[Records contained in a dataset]

--------------------------------------------------

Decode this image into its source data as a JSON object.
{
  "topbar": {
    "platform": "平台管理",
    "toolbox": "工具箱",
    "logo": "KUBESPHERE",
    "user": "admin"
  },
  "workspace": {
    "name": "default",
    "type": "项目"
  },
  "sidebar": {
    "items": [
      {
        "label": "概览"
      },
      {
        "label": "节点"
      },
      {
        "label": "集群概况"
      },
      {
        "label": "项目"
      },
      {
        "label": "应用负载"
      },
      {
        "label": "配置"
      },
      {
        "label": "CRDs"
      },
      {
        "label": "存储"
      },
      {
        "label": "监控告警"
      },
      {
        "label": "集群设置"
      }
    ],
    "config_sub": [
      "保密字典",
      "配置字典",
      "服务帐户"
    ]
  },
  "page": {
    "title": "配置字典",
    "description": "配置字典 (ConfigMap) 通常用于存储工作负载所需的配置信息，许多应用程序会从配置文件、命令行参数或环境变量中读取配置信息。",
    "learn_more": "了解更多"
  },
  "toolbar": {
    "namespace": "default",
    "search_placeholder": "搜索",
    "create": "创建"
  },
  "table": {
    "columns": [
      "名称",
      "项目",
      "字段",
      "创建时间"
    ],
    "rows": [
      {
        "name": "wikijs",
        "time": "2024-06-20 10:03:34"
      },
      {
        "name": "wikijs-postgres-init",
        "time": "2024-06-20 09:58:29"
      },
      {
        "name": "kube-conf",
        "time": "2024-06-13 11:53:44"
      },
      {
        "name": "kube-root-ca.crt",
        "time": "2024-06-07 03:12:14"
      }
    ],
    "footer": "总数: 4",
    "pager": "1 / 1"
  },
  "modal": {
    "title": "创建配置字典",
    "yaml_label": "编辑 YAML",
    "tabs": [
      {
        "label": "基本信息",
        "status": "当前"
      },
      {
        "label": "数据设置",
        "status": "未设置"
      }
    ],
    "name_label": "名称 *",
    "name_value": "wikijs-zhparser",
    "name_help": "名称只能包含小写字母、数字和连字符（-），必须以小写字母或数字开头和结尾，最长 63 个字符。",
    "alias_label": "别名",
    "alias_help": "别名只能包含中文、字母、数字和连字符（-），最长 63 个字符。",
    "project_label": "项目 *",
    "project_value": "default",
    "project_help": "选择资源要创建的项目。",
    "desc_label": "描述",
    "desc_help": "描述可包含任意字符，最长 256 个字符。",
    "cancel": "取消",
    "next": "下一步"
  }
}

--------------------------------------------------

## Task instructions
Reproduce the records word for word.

## Task output
Decode this image into its source data as a JSON object.
{
  "topbar": {
    "platform": "平台管理",
    "toolbox": "工具箱",
    "logo": "KUBESPHERE",
    "user": "admin"
  },
  "workspace": {
    "name": "default",
    "type": "项目"
  },
  "sidebar": {
    "items": [
      {
        "label": "概览"
      },
      {
        "label": "节点"
      },
      {
        "label": "集群概况"
      },
      {
        "label": "项目"
      },
      {
        "label": "应用负载"
      },
      {
        "label": "配置"
      },
      {
        "label": "CRDs"
      },
      {
        "label": "存储"
      },
      {
        "label": "监控告警"
      },
      {
        "label": "集群设置"
      }
    ],
    "config_sub": [
      "保密字典",
      "配置字典",
      "服务帐户"
    ]
  },
  "page": {
    "title": "配置字典",
    "description": "配置字典 (ConfigMap) 通常用于存储工作负载所需的配置信息，许多应用程序会从配置文件、命令行参数或环境变量中读取配置信息。",
    "learn_more": "了解更多"
  },
  "toolbar": {
    "namespace": "default",
    "search_placeholder": "搜索",
    "create": "创建"
  },
  "table": {
    "columns": [
      "名称",
      "项目",
      "字段",
      "创建时间"
    ],
    "rows": [
      {
        "name": "wikijs",
        "time": "2024-06-20 10:03:34"
      },
      {
        "name": "wikijs-postgres-init",
        "time": "2024-06-20 09:58:29"
      },
      {
        "name": "kube-conf",
        "time": "2024-06-13 11:53:44"
      },
      {
        "name": "kube-root-ca.crt",
        "time": "2024-06-07 03:12:14"
      }
    ],
    "footer": "总数: 4",
    "pager": "1 / 1"
  },
  "modal": {
    "title": "创建配置字典",
    "yaml_label": "编辑 YAML",
    "tabs": [
      {
        "label": "基本信息",
        "status": "当前"
      },
      {
        "label": "数据设置",
        "status": "未设置"
      }
    ],
    "name_label": "名称 *",
    "name_value": "wikijs-zhparser",
    "name_help": "名称只能包含小写字母、数字和连字符（-），必须以小写字母或数字开头和结尾，最长 63 个字符。",
    "alias_label": "别名",
    "alias_help": "别名只能包含中文、字母、数字和连字符（-），最长 63 个字符。",
    "project_label": "项目 *",
    "project_value": "default",
    "project_help": "选择资源要创建的项目。",
    "desc_label": "描述",
    "desc_help": "描述可包含任意字符，最长 256 个字符。",
    "cancel": "取消",
    "next": "下一步"
  }
}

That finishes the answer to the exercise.